obscure and dismal lanes, Walked of yore the Mastersingers, chanting rude
From remote and sunless suburbs, came they to
the friendly guild, Building nests in Fame's great temple, as in
spouts the swallows build.
As the weaver plied the shuttle, wove he too the
mystic rhyme, And the smith his iron measures hammered to
the anvil's chime;
Thanking God, whose boundless wisdom makes
the flowers of poesy bloom In the forge's dust and cinders, in the tissues of Here Hans Sachs, the cobbler-poet, laureate of

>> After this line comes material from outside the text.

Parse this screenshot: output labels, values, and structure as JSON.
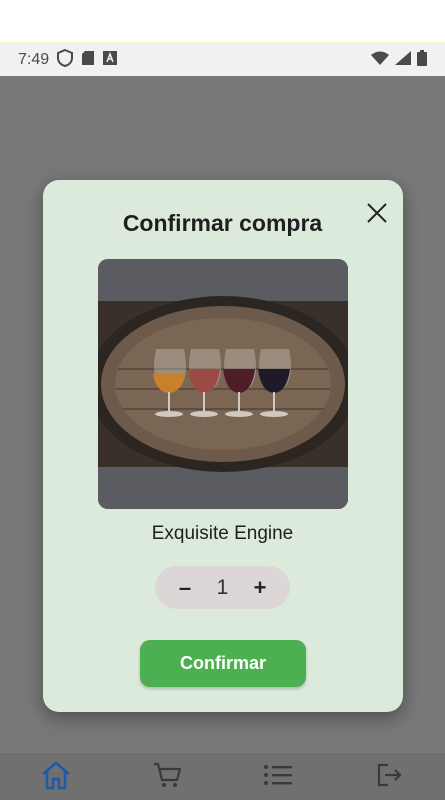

the gentle craft, Wisest of the Twelve Wise Masters, in huge
folios sang and laughed. .
But his house is now an ale-house, with a nicely
sanded floor, And a garland in the window, and his face above
the door ;
Painted by some humble artist, as in Adam
Puschman's song, As the old man gray and dove-like, with his great
beard white and long.
And at night the swart mechanic comes to drown
his cark and care, Quaffing ale from pewter tankards, in the mas
ter's antique chair.
Vanished is the ancient splendor, and before my
dreamy eye Wave these mingling shapes and figures, like a
Not thy Councils, not thy Kaisers, win for thee
the world's regard; But thy painter, Albrecht Dürer, and Hans
Sachs, thy cobbler-bard.
Thus, O Nuremberg, a wanderer from a region
As he paced thy streets and court-yards, sang in
thought his careless lay :
Gathering from the pavement's crevice, as a
floweret of the soil, The nobility of labor, — the long pedigree of
THE NORMAN BARON.
Dans les moments de la vie où la réflexion devient plus calme et plus profonde, où l'intérêt et l'avarice parlent moins haut que la raison, dans les instants de chagrin domestique, de maladie, et de péril de mort, les nobles se repentirent de posséder des serfs, comme d'une chose peu agré. able à Dieu, qui avait créé tous les hommes à son image.
THIERRY: CONQUÊTE DE L'ANGLETERRE.
In his chamber, weak and dying,
And the castle-turret shook.
In this fight was Death the gainer,
Written in the Doomsday Book.
By his bed a monk was seated,
From the missal on his knee;
And, amid the tempest pealing,
Rang for the Nativity.
In the hall, the serf and vassal
Sang the minstrels and the waits.